The Impact of Simulation on Increasing Competence and Self-efficacy in Recognition and Response to the Rapidly Deteriorating Patient: an International Multi-Country Perspective
Aim: To explore the impact of a hybrid simulation intervention on competence and confidence in recognizing and responding to the deteriorating patient.
Preparing undergraduate nursing students to be work ready and safe practitioners can be a significant challenge within our current health-care landscape. Often a nursing student’s exposure to the rapidly deteriorating patient is unpredictable at best in clinical settings.

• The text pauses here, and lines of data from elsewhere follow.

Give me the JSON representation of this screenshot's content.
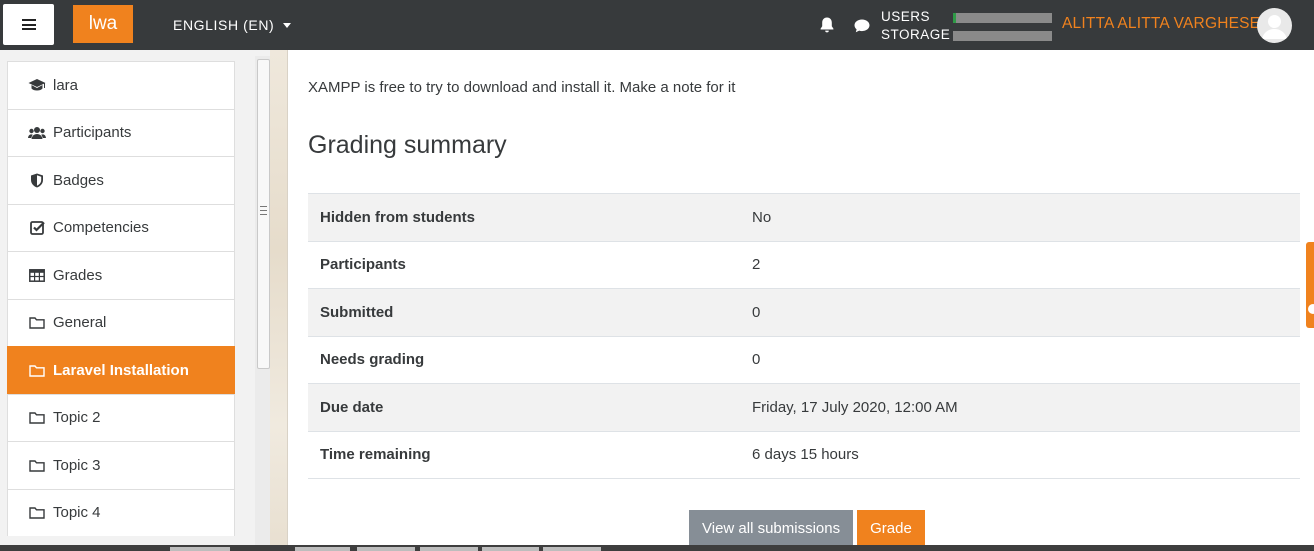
{
  "navbar": {
    "logo": "lwa",
    "language": "ENGLISH (EN)",
    "usage_users_label": "USERS",
    "usage_storage_label": "STORAGE",
    "users_usage_fraction": 0.03,
    "storage_usage_fraction": 0.0,
    "username": "ALITTA ALITTA VARGHESE"
  },
  "drawer": {
    "items": [
      {
        "label": "lara",
        "icon": "graduation-cap-icon"
      },
      {
        "label": "Participants",
        "icon": "users-icon"
      },
      {
        "label": "Badges",
        "icon": "shield-icon"
      },
      {
        "label": "Competencies",
        "icon": "check-square-icon"
      },
      {
        "label": "Grades",
        "icon": "table-icon"
      },
      {
        "label": "General",
        "icon": "folder-icon"
      },
      {
        "label": "Laravel Installation",
        "icon": "folder-icon",
        "active": true
      },
      {
        "label": "Topic 2",
        "icon": "folder-icon"
      },
      {
        "label": "Topic 3",
        "icon": "folder-icon"
      },
      {
        "label": "Topic 4",
        "icon": "folder-icon"
      }
    ]
  },
  "main": {
    "intro": "XAMPP is free to try to download and install it. Make a note for it",
    "section_title": "Grading summary",
    "summary": [
      {
        "label": "Hidden from students",
        "value": "No"
      },
      {
        "label": "Participants",
        "value": "2"
      },
      {
        "label": "Submitted",
        "value": "0"
      },
      {
        "label": "Needs grading",
        "value": "0"
      },
      {
        "label": "Due date",
        "value": "Friday, 17 July 2020, 12:00 AM"
      },
      {
        "label": "Time remaining",
        "value": "6 days 15 hours"
      }
    ],
    "view_all_label": "View all submissions",
    "grade_label": "Grade"
  },
  "colors": {
    "accent": "#f0821e",
    "navbar": "#373a3c",
    "secondary_button": "#868e96"
  }
}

Managing the early signs of deterioration is critical to patient outcomes and are not always recognized in a timely manner. Many clinicians lack the skills to identify and manage the deteriorating patient.
Health professionals who do not have refined assessment skills may not recognize key early warning signs that a patient is deteriorating, signs that represent a failing respiratory, cardiovascular and nervous system.
Early identification is critical since patients experiencing cardiopulmonary arrest typically exhibit symptoms one to eight hours prior to arrest. It is in the implementation of effective initial interventions where adverse events such as cardiac arrest can be prevented. This situation is referred to as failure to rescue and once this occurs the patient often has poor outcomes.
Dr. Sandra Goldsworthy
- Edinburgh Napier University, Edinburgh, UK (Dr. Susan Dawkes, Michelle Reilly)
- Bournemouth University, Bournemouth, UK (Dr. Sue Baron)
- University of Brighton, Brighton, UK (Dr. Nita Muir)
- Birmingham City University, Birmingham, UK (David Waters/Abbie Fordham Barnes)
- Douglas College, Coquitlam, British Columbia (Kymberly Bontinen)
- University of Calgary in Qatar, Doha, Qatar (Dr. Joanne MacDonald)
- University of Victoria, Victoria, British Columbia (Darin Abbey)
- Flinders University, Adelaide, Australia (Dr. Didy Button)
- University of Manitoba has to be added (Dr. Nicole Harder
- Queen’s University (Dr. Kim Sears)
Research professorship, UCalgary Nursing; In-kind support Laerdal Medical and Wolters Kluwer Publishing